# [Records provided]
- - -

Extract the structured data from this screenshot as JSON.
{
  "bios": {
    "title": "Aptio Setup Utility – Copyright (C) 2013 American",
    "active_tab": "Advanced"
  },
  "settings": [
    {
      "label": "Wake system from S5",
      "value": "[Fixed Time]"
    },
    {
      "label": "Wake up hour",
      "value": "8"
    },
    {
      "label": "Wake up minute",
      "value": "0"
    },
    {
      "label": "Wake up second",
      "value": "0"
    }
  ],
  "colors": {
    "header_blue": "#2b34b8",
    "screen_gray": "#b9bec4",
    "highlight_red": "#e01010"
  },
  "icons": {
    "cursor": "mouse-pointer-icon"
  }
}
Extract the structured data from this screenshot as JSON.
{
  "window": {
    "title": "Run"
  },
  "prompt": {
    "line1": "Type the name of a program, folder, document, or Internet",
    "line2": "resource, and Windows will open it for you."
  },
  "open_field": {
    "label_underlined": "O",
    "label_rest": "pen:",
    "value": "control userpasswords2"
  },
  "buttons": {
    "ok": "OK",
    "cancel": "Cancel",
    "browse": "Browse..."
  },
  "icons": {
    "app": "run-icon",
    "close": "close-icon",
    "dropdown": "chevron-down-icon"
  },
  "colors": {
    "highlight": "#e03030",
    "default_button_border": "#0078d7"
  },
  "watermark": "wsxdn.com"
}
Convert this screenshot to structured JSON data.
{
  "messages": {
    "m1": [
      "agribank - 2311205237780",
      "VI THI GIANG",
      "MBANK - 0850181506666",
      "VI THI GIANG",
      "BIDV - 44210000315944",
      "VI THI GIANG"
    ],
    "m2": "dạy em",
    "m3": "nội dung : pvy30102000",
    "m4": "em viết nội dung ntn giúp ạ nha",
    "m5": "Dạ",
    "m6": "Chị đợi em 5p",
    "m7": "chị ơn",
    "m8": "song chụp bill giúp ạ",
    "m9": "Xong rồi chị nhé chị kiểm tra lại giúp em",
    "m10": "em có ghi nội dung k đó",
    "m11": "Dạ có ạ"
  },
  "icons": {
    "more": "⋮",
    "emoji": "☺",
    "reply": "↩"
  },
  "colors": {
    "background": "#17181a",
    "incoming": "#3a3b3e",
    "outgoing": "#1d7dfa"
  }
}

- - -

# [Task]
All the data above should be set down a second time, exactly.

# [Result of this exercise]
Extract the structured data from this screenshot as JSON.
{
  "bios": {
    "title": "Aptio Setup Utility – Copyright (C) 2013 American",
    "active_tab": "Advanced"
  },
  "settings": [
    {
      "label": "Wake system from S5",
      "value": "[Fixed Time]"
    },
    {
      "label": "Wake up hour",
      "value": "8"
    },
    {
      "label": "Wake up minute",
      "value": "0"
    },
    {
      "label": "Wake up second",
      "value": "0"
    }
  ],
  "colors": {
    "header_blue": "#2b34b8",
    "screen_gray": "#b9bec4",
    "highlight_red": "#e01010"
  },
  "icons": {
    "cursor": "mouse-pointer-icon"
  }
}
Extract the structured data from this screenshot as JSON.
{
  "window": {
    "title": "Run"
  },
  "prompt": {
    "line1": "Type the name of a program, folder, document, or Internet",
    "line2": "resource, and Windows will open it for you."
  },
  "open_field": {
    "label_underlined": "O",
    "label_rest": "pen:",
    "value": "control userpasswords2"
  },
  "buttons": {
    "ok": "OK",
    "cancel": "Cancel",
    "browse": "Browse..."
  },
  "icons": {
    "app": "run-icon",
    "close": "close-icon",
    "dropdown": "chevron-down-icon"
  },
  "colors": {
    "highlight": "#e03030",
    "default_button_border": "#0078d7"
  },
  "watermark": "wsxdn.com"
}
Convert this screenshot to structured JSON data.
{
  "messages": {
    "m1": [
      "agribank - 2311205237780",
      "VI THI GIANG",
      "MBANK - 0850181506666",
      "VI THI GIANG",
      "BIDV - 44210000315944",
      "VI THI GIANG"
    ],
    "m2": "dạy em",
    "m3": "nội dung : pvy30102000",
    "m4": "em viết nội dung ntn giúp ạ nha",
    "m5": "Dạ",
    "m6": "Chị đợi em 5p",
    "m7": "chị ơn",
    "m8": "song chụp bill giúp ạ",
    "m9": "Xong rồi chị nhé chị kiểm tra lại giúp em",
    "m10": "em có ghi nội dung k đó",
    "m11": "Dạ có ạ"
  },
  "icons": {
    "more": "⋮",
    "emoji": "☺",
    "reply": "↩"
  },
  "colors": {
    "background": "#17181a",
    "incoming": "#3a3b3e",
    "outgoing": "#1d7dfa"
  }
}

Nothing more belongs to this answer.